Start of Exercise data
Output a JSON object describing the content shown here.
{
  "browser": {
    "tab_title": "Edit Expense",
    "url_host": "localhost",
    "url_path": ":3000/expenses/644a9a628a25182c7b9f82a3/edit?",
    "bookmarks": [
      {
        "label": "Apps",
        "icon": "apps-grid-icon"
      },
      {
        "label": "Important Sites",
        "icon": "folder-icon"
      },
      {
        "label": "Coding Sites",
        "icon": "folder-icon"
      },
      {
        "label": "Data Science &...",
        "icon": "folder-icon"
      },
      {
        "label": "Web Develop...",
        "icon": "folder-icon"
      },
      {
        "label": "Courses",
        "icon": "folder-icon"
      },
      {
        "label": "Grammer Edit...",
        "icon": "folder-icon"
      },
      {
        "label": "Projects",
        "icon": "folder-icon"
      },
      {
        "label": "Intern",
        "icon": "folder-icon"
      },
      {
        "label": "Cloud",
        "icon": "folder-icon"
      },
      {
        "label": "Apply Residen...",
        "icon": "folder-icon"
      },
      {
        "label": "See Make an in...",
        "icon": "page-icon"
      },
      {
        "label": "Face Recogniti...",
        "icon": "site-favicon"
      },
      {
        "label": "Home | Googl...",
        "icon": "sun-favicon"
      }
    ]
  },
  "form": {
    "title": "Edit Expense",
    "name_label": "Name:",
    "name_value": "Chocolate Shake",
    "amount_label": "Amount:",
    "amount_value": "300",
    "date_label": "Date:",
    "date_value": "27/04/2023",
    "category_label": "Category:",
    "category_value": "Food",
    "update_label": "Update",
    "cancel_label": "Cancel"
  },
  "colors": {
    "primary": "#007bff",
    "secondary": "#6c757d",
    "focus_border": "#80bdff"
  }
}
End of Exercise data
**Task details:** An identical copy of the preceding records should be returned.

**Finished task:**
Output a JSON object describing the content shown here.
{
  "browser": {
    "tab_title": "Edit Expense",
    "url_host": "localhost",
    "url_path": ":3000/expenses/644a9a628a25182c7b9f82a3/edit?",
    "bookmarks": [
      {
        "label": "Apps",
        "icon": "apps-grid-icon"
      },
      {
        "label": "Important Sites",
        "icon": "folder-icon"
      },
      {
        "label": "Coding Sites",
        "icon": "folder-icon"
      },
      {
        "label": "Data Science &...",
        "icon": "folder-icon"
      },
      {
        "label": "Web Develop...",
        "icon": "folder-icon"
      },
      {
        "label": "Courses",
        "icon": "folder-icon"
      },
      {
        "label": "Grammer Edit...",
        "icon": "folder-icon"
      },
      {
        "label": "Projects",
        "icon": "folder-icon"
      },
      {
        "label": "Intern",
        "icon": "folder-icon"
      },
      {
        "label": "Cloud",
        "icon": "folder-icon"
      },
      {
        "label": "Apply Residen...",
        "icon": "folder-icon"
      },
      {
        "label": "See Make an in...",
        "icon": "page-icon"
      },
      {
        "label": "Face Recogniti...",
        "icon": "site-favicon"
      },
      {
        "label": "Home | Googl...",
        "icon": "sun-favicon"
      }
    ]
  },
  "form": {
    "title": "Edit Expense",
    "name_label": "Name:",
    "name_value": "Chocolate Shake",
    "amount_label": "Amount:",
    "amount_value": "300",
    "date_label": "Date:",
    "date_value": "27/04/2023",
    "category_label": "Category:",
    "category_value": "Food",
    "update_label": "Update",
    "cancel_label": "Cancel"
  },
  "colors": {
    "primary": "#007bff",
    "secondary": "#6c757d",
    "focus_border": "#80bdff"
  }
}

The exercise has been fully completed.